We hope these pointers help you in crafting your own communications when writing or speaking to prospective and current 912 Project members, and with the media and members of the general public. More information, including materials that you can download and use on your own website, is available on the Market Your Group page.
Step 4: Recruit Members
Now you need to find members for your group. There are a variety of ways to recruit members and a variety of places in which you can find them.
- We suggest that you start in your own homes. Talk to your family about the Values and Principles. Discuss the importance of what the Founders designed for America.
- Next, get involved through social networking, on sites like Twitter and Facebook. Sign up for groups that are local to your geographical area, and for interests such as volunteerism, social groups, politics, etc. Follow people on Twitter who seem to be near your area and share the interests and values of The 912 Project. Search online for other like-minded groups and ask to partner with them in finding new members – often you’ll find that you end up partnering on many other things going forward.
- People often ask how they can best work with local Tea Parties. We suggest that you partner together – The 912 Project local group can serve as an educational arm, while the local Tea Party can take up specific policy issues and politically leaning causes. This helps keep politics separate from your group, while still offering an outlet to those members who want to take on that type of involvement.
- Hold or attend a weekly meeting in your neighborhood or town. Communication with your neighbors is vital to the process of protecting our country. Gather in living rooms, coffee houses, restaurants, libraries, VFW halls, churches and community centers. Share your thoughts and ideas with one another.
- Drop off informational fliers/brochures to people at various locations: neighbors, stores, supermarkets, parking lots, events, etc. Set up a booth at a local fair or show and hand out information about the 912 Project. (Be sure to check the local rules regarding distribution of materials at any location you’re targeting – some may require a permit or permission).
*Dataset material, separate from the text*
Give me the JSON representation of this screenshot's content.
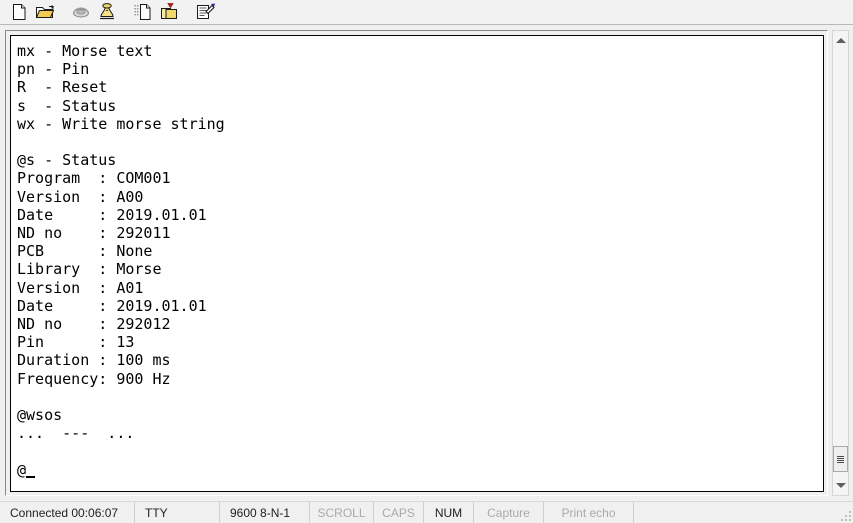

Visit this Web site often. Make use of the resources that are linked here. Share the ideas and resources that have worked in your home or town, and get ideas from others. More information, including materials that you can download and use on your own website, is available on the Market Your Group page.
EXTRA: To form a public entity or not?
While it is not necessary (and frankly, not recommended except in specific circumstances), some groups decide to form their 912 Project group into a non-profit organization. There are strict rules regarding what you can and cannot do as a non-profit, especially with respect to political activities. Some groups decide they want to be more involved in politics, and decide to set up a separate group for that purpose. Please be sure to check out all the rules and discuss with your group whether setting up a non-profit or a political organization is appropriate based upon what you intend to do as an organization. A few links to help you find out more:
Next >> View the Market Your Group page.